If anyone really wants to get into hardware encoding. AV1 seems to be the best of all worlds—except the playback world.
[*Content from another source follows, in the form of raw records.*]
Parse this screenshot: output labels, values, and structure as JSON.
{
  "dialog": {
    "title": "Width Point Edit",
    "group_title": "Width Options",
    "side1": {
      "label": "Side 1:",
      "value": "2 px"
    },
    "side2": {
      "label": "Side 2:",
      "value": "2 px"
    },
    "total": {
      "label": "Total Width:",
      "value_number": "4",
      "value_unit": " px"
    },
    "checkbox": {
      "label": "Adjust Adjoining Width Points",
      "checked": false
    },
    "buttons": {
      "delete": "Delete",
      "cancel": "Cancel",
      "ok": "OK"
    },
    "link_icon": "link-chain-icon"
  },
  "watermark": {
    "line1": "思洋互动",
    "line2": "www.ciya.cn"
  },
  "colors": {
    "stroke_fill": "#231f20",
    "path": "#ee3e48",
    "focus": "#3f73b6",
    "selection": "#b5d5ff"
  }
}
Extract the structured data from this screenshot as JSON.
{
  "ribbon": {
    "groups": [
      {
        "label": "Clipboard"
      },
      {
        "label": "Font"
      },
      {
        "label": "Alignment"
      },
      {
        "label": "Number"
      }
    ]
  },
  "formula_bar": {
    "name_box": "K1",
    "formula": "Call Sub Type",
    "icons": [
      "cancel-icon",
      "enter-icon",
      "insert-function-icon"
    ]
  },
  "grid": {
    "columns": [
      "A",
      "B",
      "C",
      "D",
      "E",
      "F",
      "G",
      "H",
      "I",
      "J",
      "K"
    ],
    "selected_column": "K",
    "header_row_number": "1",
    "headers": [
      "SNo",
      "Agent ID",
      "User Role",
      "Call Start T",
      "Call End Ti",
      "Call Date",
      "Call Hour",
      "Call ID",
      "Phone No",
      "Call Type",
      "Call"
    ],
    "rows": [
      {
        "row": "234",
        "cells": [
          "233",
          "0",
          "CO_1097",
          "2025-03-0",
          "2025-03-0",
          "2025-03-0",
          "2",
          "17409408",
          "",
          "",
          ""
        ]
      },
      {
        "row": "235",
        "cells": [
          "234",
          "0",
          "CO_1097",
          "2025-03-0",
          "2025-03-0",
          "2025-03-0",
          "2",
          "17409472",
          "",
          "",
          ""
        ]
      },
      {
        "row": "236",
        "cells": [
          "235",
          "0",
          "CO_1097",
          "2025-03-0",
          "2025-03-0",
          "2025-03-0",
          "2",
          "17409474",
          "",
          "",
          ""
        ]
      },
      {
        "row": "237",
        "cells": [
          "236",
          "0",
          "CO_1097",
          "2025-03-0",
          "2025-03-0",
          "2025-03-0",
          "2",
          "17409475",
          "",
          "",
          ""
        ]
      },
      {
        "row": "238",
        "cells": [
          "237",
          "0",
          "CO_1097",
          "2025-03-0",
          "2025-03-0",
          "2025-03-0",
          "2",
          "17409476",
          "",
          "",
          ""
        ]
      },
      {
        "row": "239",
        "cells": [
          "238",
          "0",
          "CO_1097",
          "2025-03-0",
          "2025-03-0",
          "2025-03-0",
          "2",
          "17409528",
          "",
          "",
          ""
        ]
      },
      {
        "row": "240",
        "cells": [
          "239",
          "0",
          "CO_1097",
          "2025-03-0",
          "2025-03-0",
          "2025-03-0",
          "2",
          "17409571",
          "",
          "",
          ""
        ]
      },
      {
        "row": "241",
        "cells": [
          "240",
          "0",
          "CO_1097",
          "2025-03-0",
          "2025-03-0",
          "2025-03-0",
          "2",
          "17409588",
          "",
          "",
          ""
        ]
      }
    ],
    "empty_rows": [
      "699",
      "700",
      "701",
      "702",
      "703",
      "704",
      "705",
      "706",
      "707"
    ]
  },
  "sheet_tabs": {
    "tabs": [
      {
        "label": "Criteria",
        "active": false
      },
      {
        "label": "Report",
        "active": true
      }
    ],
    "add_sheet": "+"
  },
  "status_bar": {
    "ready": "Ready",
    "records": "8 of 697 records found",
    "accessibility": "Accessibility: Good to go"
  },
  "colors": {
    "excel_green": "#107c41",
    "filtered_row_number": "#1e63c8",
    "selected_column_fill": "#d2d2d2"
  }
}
Might take a few more decades to get decoders in the hands of most people.


I personally use: ProRes 422 HQ* to H265 (libx265)** and really like the results :sunglasses:

*TVAI to ProRes 422 HQ on my pc with an rtx 4090
**ProRes 422 HQ to H265 (libx265) on my macbook pro (M1 Max) using Shutter Encoder

libx265 is fast as hell (300MB/s+ over 10GbE to my NAS) and efficient on the M1 Max - full speed even on battery and minimal heat since it’s done on dedicated hardware encoders.

I tried AV1 but I too have problems playing it and the only rig that can encode it in hardware is my 4090 rig… which I need for topaz TVAI :laughing:

interesting so you use h265 and crf 22 but 18 is

    • A CRF value of 18 is relatively low, indicating high quality.
  • Videos encoded with CRF 18 will look excellent, especially for high-resolution content.
  • However, the resulting file size will be larger compared to higher CRF values.
  1. Considerations:
  • If storage space is not a concern, using CRF 18 is a great choice for preserving video quality.
  • If you need smaller files (e.g., for streaming or limited storage), consider adjusting the CRF value upward (e.g., CRF 23-28).
  • Experiment with different values to find the right balance for your specific use case.